The advertising industry is a prime example with its implementation of self-initiated standards to protect the data privacy of users. As the internet industry grew in the 2000s, concerns began to emerge over users’ data being used by third parties without consent. The Federal Trade Commission, a United States government agency, proposed online privacy guidelines for the collection and use of users’ data for online behavioral advertising. In response, representatives of the ad industry developed a self-regulatory program based on the FTC’s recommendations. The program included “ad choices” to provide users with more control and autonomy over their data, with the option to opt out of personal targeting.
As a result of continual proactive efforts by the ad industry, they were able to avoid high external regulation and, instead, operate with oversight from the FTC. This relationship, where government and industry align, shows that innovation can be encouraged while also protecting consumer needs.
Without industrywide participation, self-regulation is futile
For the crypto industry to be taken seriously in self-regulation, it would require industrywide participation. A paper published in the American Political Science Review demonstrates that when there is high self-regulatory participation, intervention by pro-regulatory forces is significantly reduced. Meanwhile, pro-regulatory forces dominated 68% of cases where there was no self-regulation. Cases with high participation in the number of companies self-regulating with extensive self-regulatory practices saw pro-regulatory forces drop to 4%.
Great self-regulation can maintain the values of decentralized finance — such as being permissionless — while still protecting users.
One area where self-regulation will be essential is privacy in DeFi. All individuals deserve privacy over their information as well as their money. However, private financial systems are known to be used by nefarious actors, leading to actions such as the sanctions against Tornado Cash.

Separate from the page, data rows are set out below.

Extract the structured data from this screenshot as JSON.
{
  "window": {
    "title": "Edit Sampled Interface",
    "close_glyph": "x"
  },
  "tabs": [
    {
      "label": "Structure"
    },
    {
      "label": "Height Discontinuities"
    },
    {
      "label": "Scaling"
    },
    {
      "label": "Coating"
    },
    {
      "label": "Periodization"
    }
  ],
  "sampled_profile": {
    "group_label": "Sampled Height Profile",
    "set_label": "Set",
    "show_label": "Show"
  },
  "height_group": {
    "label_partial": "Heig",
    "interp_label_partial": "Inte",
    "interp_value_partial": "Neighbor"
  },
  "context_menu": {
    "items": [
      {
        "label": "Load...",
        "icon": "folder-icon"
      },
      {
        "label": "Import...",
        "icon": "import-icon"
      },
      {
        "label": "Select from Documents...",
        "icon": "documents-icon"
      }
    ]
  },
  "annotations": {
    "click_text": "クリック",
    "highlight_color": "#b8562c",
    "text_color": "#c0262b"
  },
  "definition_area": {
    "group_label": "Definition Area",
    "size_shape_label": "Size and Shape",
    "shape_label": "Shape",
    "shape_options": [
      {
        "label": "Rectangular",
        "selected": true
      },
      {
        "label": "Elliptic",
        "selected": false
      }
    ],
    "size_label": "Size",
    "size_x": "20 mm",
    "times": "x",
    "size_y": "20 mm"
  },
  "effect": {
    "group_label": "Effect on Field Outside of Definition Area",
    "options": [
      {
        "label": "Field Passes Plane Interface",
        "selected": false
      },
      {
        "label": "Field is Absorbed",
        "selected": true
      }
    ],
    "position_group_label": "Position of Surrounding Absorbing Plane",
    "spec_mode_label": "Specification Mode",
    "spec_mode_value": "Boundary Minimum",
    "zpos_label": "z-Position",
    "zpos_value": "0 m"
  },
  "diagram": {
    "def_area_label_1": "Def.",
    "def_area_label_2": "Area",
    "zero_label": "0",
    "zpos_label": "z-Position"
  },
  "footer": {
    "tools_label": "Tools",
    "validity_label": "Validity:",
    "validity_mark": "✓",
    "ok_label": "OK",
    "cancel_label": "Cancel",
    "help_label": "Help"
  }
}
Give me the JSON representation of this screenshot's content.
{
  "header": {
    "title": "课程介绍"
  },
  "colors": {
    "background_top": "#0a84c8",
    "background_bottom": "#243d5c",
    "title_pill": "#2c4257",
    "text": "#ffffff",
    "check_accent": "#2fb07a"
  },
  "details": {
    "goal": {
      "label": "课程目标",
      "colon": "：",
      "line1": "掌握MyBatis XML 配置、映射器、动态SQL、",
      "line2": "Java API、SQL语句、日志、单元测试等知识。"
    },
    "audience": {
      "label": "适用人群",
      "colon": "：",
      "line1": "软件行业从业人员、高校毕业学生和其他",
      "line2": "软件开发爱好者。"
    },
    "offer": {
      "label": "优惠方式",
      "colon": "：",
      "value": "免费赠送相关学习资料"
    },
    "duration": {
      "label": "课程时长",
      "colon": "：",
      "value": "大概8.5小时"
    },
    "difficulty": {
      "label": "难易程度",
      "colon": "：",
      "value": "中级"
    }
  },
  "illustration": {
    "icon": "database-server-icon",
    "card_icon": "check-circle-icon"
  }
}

An example of a self-regulatory privacy solution would be the creation of opt-in whitelists in private DeFi systems. As a user, you would be able to choose to opt in to one of many possible whitelisting services when depositing and transacting in private DeFi. This means that while you would not be personally identifiable, when you later wanted to send funds to a centralized exchange, or sell your assets, anyone would be able to verify that your funds had previously been registered to a whitelist and that, therefore, your source of funds was not criminal. This whitelist provider could be a centralized exchange, a government organization or an independent third party where you have completed Know Your Customer requirements.
As a user, you can, if you wish, still choose not to register with a whitelist, or to register with a less trusted one. But this would make it difficult to ever prove the source of your funds or move them back into the traditional financial system.
The crypto industry has matured significantly with each cycle, proving its resilience and optimism to evolve. The industry has come together to improve privacy with zero-knowledge proofs, create cheaper and faster options for users through layer-2 solutions and alternative layer-1 blockchains, and compensate users who were victims of hacks and failed projects.
If the industry is to continue driving development roadmaps without undue regulation, autonomy has to be earned. The tide may be beginning to turn as more governments weigh in, as we saw in the sanction of Tornado Cash and the proposed two-year ban on algorithmic stablecoins. While self-regulation may prove challenging to coordinate, in the bigger picture, it reasserts confidence to governing bodies that the industry is taking proactive measures to address its vulnerabilities. It leaves a door open for the possibility of collaborating with regulators to preserve the identity of crypto that drew so many in: financial autonomy and inclusion.
To be sure, these practices may appear to resemble practices in Web2 that implement certain centralizing features. However, the application of these standards by parties invested in the ethos of the industry may be the silver lining that is needed.
Self-regulation will be an important approach toward governing the evolving landscape of the crypto industry. The extent of innovation possible and, inversely, the enforcement of government regulation will be reflected by how well the industry proactively regulates itself. To usher in a new era of sustainable growth shaped by those who truly understand what the crypto industry wants to be and where it is heading, real foundational changes and self-regulation must take priority.
This article is for general information purposes and is not intended to be and should not be taken as legal or investment advice. The views, thoughts, and opinions expressed here are the author’s alone and do not necessarily reflect or represent the views and opinions of Cointelegraph.